Thanks to the support of the Margaret E. Burnham Charitable Trust, the Morton-Kelly Charitable Trust and the Simmons Foundation, we were able to make this dream a reality! Our casts (all under fifteen years old!) have worked closely with director Claire Guyer, choreographer Gretchen Berg, costume designer Christina Klein, lighting designer Nicole Sirois and musicians Jeffrey Sheerer, Gregory Reed and Shawn Cole to bring scripts by Michele Livermore Wigton to life on our stage.

We’re so grateful for the generosity of the Burnham, Morton-Kelly and Simmons foundations for making this project possible. We’d also like to tip our hats to our show sponsors: the Neudek family (Debby, Tom and Alexandra); Andrucki & Mitchell Family Law of Lewiston; and Sudzie Autowash of Scarborough.

As anyone who has caught the shows can tell you, the New Clothes Collaboration yielded magical results!

Be sure to catch both shows, playing alternating weekends through March 21st. Shows are selling out, so click here to get your tickets in advance!

Fairchild Semiconductor and our Youth Rangers make science fun!

Winter marks a busy season for science programming at Children’s Museum & Theatre of Maine. Our Youth Ranger program, generously funded by Fairchild Semiconductor, is an innovative leadership training program for students in grades 8-11 interested in environmental education.
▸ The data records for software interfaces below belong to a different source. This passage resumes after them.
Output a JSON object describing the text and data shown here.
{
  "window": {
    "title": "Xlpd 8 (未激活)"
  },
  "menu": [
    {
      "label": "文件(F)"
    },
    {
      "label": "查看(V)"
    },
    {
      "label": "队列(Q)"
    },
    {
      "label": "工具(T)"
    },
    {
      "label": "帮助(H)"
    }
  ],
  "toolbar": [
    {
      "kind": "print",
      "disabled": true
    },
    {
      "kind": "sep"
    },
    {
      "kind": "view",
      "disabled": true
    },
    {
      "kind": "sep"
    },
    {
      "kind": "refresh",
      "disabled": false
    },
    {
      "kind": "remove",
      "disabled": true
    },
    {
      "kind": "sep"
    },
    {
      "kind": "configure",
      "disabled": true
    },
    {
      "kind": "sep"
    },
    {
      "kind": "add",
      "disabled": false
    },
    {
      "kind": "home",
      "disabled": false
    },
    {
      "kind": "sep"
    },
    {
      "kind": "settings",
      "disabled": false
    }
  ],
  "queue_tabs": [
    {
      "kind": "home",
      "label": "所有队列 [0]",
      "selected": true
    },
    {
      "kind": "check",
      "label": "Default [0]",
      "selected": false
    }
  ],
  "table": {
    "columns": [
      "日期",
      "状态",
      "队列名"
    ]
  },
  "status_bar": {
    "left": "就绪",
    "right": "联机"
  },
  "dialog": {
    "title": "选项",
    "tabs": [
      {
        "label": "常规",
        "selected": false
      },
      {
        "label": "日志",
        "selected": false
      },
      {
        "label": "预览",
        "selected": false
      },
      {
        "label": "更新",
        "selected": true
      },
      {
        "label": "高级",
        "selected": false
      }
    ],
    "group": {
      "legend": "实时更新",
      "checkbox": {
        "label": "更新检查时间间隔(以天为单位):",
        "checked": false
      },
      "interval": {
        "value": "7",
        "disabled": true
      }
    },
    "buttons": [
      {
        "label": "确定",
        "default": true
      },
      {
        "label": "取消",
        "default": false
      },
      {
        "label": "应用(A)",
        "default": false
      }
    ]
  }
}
It involves recruiting, training and employing teenagers as environmental science educators who work under the guidance of staff mentors.  Rangers deliver programs and serve as nature experts on the Explore Floor (that’s our second floor). The program is powerful because it supports our long term goal of promoting responsible stewardship of Maine’s environment.

Youth Ranger Fiona talks to a young visitor about the turtles in the Ranger Station.

Youth Rangers run programs each weekend and throughout school vacation weeks at the Tidepool Touch Tank and inside the Ranger Station. They facilitate visitor interaction with activity kits covering environmental themes such as animal behavior, forest and water resources, patterns in nature, food webs, and Leave No Trace principles.  Please stop by the Ranger Station and ask a Youth Ranger a science question. If they don’t have the answer, they’ll inquire and get right back in touch!

Little Youth Rangers in training and their parents can visit this website for some fun science activities to do at home!

For a full list of our 2008-2009 educational programming corporate and foundation funders, click here.